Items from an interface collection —

=-=-=

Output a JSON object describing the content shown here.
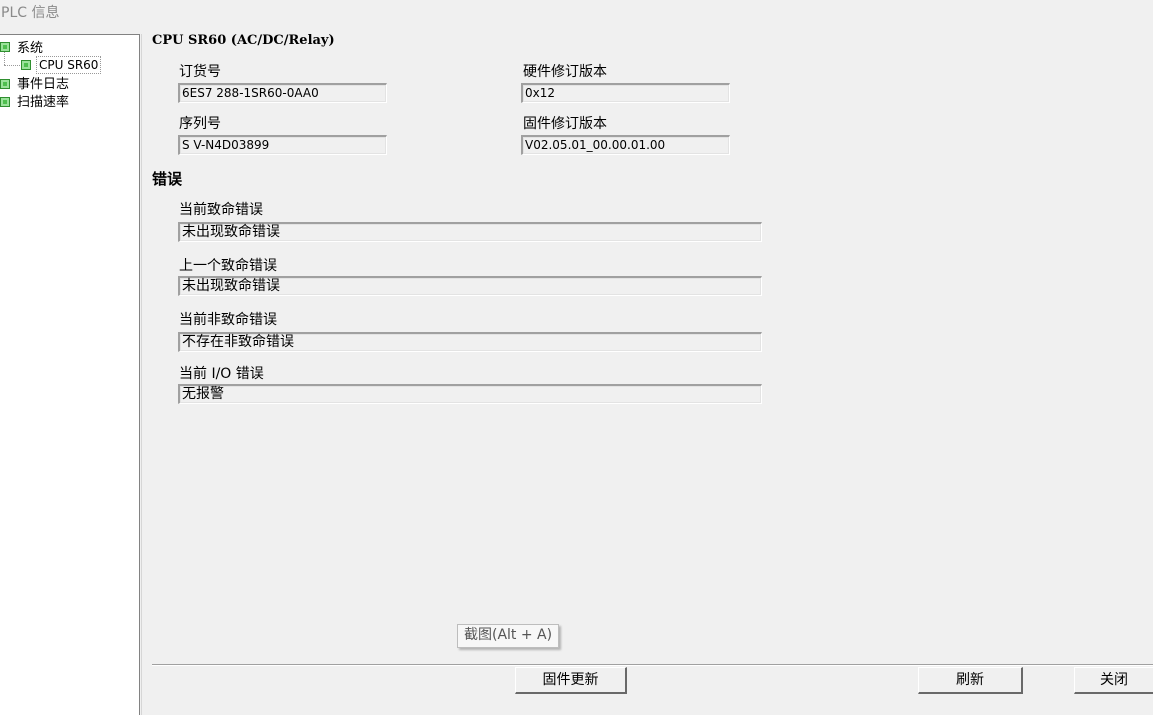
{
  "window": {
    "title": "PLC 信息"
  },
  "tree": {
    "items": [
      {
        "label": "系统"
      },
      {
        "label": "CPU SR60"
      },
      {
        "label": "事件日志"
      },
      {
        "label": "扫描速率"
      }
    ]
  },
  "cpu": {
    "title": "CPU SR60 (AC/DC/Relay)",
    "order_no_label": "订货号",
    "order_no_value": "6ES7 288-1SR60-0AA0",
    "hw_rev_label": "硬件修订版本",
    "hw_rev_value": "0x12",
    "serial_label": "序列号",
    "serial_value": "S V-N4D03899",
    "fw_rev_label": "固件修订版本",
    "fw_rev_value": "V02.05.01_00.00.01.00"
  },
  "errors": {
    "heading": "错误",
    "current_fatal_label": "当前致命错误",
    "current_fatal_value": "未出现致命错误",
    "last_fatal_label": "上一个致命错误",
    "last_fatal_value": "未出现致命错误",
    "current_nonfatal_label": "当前非致命错误",
    "current_nonfatal_value": "不存在非致命错误",
    "current_io_label": "当前 I/O 错误",
    "current_io_value": "无报警"
  },
  "tooltip": {
    "text": "截图(Alt + A)"
  },
  "buttons": {
    "firmware_update": "固件更新",
    "refresh": "刷新",
    "close": "关闭"
  },
  "colors": {
    "node_green": "#4fbf4f",
    "background": "#f0f0f0"
  }
}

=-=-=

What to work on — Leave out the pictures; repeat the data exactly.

Response for this exercise —
Output a JSON object describing the content shown here.
{
  "window": {
    "title": "PLC 信息"
  },
  "tree": {
    "items": [
      {
        "label": "系统"
      },
      {
        "label": "CPU SR60"
      },
      {
        "label": "事件日志"
      },
      {
        "label": "扫描速率"
      }
    ]
  },
  "cpu": {
    "title": "CPU SR60 (AC/DC/Relay)",
    "order_no_label": "订货号",
    "order_no_value": "6ES7 288-1SR60-0AA0",
    "hw_rev_label": "硬件修订版本",
    "hw_rev_value": "0x12",
    "serial_label": "序列号",
    "serial_value": "S V-N4D03899",
    "fw_rev_label": "固件修订版本",
    "fw_rev_value": "V02.05.01_00.00.01.00"
  },
  "errors": {
    "heading": "错误",
    "current_fatal_label": "当前致命错误",
    "current_fatal_value": "未出现致命错误",
    "last_fatal_label": "上一个致命错误",
    "last_fatal_value": "未出现致命错误",
    "current_nonfatal_label": "当前非致命错误",
    "current_nonfatal_value": "不存在非致命错误",
    "current_io_label": "当前 I/O 错误",
    "current_io_value": "无报警"
  },
  "tooltip": {
    "text": "截图(Alt + A)"
  },
  "buttons": {
    "firmware_update": "固件更新",
    "refresh": "刷新",
    "close": "关闭"
  },
  "colors": {
    "node_green": "#4fbf4f",
    "background": "#f0f0f0"
  }
}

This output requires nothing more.